Slow. Frustratingly Slow.

The wheels of justice move slowly. That, or some derivation of it, is an old idiom. However, it is both true and we are seeing it today in America.

I’m the typical liberal (dare I say American?) who is frustrated in that I watched the events of January 6, 2021 unfold live on my television and yet many, if not most, of the perpetrators are still at large. That is slowly starting to change. Agonizingly slowly.

As they attempt to make the process even longer in the hope of the success of some legal Hail Mary plays and presidential pardons (including a constitutionally questionable self-pardon?), our frustration continues seemingly unsatisfied. The climaxing event is over two and one-half years in the rearview mirror at this point.

Donald Trump, the principal benefactor and kingpin has now been indicted four times for nearly 100 felonies and I expect more indictments down the road. To that point, the DC grand jury is back in session. That means a superseding indictment and/or unindicted co-conspirators changed. It’s just a matter of time. It’s not getting a lot of coverage but several states appear to be somewhere in the legal process. As he and his are finding out in Georgia, state charges are very different than federal charges.

On Friday, the judge in Georgia denied Mark Meadows’ request to have his trail moved to federal court. I believe the judge’s ruling – which Meadows predictably is appealing – is correct in that the actions in question were not part of the duties of the Chief of Staff to the President.

Staying in the Peach State for a bit, it was revealed that the special grand jury (not to be confused with the grand jury) recommended charges against several others including Republican South Carolina Senator Lindsey Graham. They are several reasons that Fani Willis may have opted not to pursue indictments. (Remember the grand jury gave her every indictment she requested.) One that is not getting much, if any, noise is that the prosecution cannot compel a defendant to testify but they can call a witness. Also, their grand jury testimony, which can be introduced at trial, may be sufficient to prove the guilt of other(s) higher up the “food chain”. Then there is the possibility that they have become cooperative. Last is the consideration that the resources necessary to obtain a conviction might simply be too much. That is the resource allocation decision which DAs make every day.

In one delay move that worked in the initial phase we had the conviction of Peter Navarro for contempt of Congress. I’ve never had much respect for Navarro when it comes to his chosen field of economics and I have even less for his common sense. This was an open and shut case (which Navarro is appealing). The only thing it accomplished was to make the work of the January 6th Committee more frustrating.
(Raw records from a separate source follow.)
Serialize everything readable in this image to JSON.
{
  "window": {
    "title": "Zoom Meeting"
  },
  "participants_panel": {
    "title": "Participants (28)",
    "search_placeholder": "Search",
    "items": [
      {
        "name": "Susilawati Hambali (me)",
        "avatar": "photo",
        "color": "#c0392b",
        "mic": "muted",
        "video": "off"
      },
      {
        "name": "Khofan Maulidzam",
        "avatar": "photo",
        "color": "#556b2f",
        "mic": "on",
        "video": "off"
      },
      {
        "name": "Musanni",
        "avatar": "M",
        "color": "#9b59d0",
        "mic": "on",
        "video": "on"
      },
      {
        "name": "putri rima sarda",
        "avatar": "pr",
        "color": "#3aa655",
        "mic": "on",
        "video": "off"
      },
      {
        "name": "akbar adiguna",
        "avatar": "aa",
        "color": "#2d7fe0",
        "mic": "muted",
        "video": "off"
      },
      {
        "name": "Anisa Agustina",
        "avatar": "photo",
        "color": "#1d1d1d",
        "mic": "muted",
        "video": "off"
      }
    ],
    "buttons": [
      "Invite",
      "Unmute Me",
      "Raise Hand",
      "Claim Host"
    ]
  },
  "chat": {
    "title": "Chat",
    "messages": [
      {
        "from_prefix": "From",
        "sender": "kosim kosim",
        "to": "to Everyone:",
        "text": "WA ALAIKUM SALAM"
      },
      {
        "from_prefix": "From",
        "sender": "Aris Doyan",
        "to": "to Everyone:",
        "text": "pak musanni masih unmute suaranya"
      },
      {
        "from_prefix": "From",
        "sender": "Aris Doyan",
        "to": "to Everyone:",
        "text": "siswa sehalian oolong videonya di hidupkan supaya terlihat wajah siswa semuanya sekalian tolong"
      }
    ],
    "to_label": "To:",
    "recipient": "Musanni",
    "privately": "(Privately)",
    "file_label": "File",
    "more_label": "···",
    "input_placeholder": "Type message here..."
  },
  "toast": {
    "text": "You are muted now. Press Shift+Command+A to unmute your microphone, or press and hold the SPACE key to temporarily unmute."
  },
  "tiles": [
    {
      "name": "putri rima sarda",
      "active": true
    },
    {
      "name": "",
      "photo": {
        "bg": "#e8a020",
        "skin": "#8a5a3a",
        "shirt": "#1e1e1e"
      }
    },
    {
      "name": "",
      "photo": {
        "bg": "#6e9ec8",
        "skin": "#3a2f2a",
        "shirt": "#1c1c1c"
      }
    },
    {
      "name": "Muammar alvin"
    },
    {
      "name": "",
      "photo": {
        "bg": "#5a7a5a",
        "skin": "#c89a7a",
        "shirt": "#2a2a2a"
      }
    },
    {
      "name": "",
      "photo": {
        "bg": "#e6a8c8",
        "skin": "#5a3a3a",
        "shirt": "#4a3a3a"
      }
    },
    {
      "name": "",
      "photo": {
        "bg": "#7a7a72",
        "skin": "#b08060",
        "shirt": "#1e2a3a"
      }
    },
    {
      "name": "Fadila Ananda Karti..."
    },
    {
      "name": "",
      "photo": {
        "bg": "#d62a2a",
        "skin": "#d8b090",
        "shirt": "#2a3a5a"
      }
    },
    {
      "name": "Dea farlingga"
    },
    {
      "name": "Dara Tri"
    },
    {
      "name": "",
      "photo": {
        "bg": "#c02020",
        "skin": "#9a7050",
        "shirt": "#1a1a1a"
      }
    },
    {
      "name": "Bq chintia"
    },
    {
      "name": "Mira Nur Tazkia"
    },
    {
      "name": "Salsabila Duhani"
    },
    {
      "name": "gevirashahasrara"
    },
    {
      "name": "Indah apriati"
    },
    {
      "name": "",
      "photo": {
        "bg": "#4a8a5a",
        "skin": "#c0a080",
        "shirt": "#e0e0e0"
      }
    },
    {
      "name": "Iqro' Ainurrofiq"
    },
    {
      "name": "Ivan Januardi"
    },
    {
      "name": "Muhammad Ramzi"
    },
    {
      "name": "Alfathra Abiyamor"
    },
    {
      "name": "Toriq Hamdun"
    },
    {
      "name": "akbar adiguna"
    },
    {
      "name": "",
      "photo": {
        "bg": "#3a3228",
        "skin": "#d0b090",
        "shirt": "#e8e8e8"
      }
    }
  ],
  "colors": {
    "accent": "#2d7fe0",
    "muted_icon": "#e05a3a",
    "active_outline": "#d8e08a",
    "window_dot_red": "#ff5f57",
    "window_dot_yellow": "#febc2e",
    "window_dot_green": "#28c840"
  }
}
If Navarro had anything going on in the “penthouse” he would have simply shown up and taken the Fifth like several of his compatriots did.

Several of the Proud Boys were sentenced last week. Considering that American prison sentences are among the harshest in the western world, I think they got off easy if you can consider double digit years easy. One of the goals of a sentences if to provide a deterrent for other who might be considering similar crimes. By that “yardstick” I think we are already seeing the effect of the January 6th sentences. Despite calls for similar action we have yet to see anything close at any of the various Trump arraignments/surrenders/court appetences.

Aside from the fact that he is making a lot of money and/or paying his legal fees with it I, expect Trump to continue his campaign, at least for the near future. He wants to keep this going in both a hope of delaying it long enough to regain the office and at least keeping the money coming in. He is a master grifter! Who else can turn a mug shot into $7 million in a week?

Along those lines, Trump has until September 30th to file a request to move his Georgia case to federal court. After the Meadows failure a Trump request is all but certain to meet the same fate. However, the idea is not victory as much as it is a delay. I expect Trump to file for the move late Friday September 29th at the earliest. That timing coincides with a possible federal government shutdown or last minute deal which would help bury the filing in the news cycle.

It’s slow but the final buzzer will eventually sound and when it does, I think (and as an American sincerely hope!) that Trump and his minions will be clear losers. I’m just frustrated at waiting this long.

This article is the property of and its content may not be used without citing the source. It may not be reproduced without the permission of Larry Marciniak.

Leave a Reply

Your email address will not be published. Required fields are marked *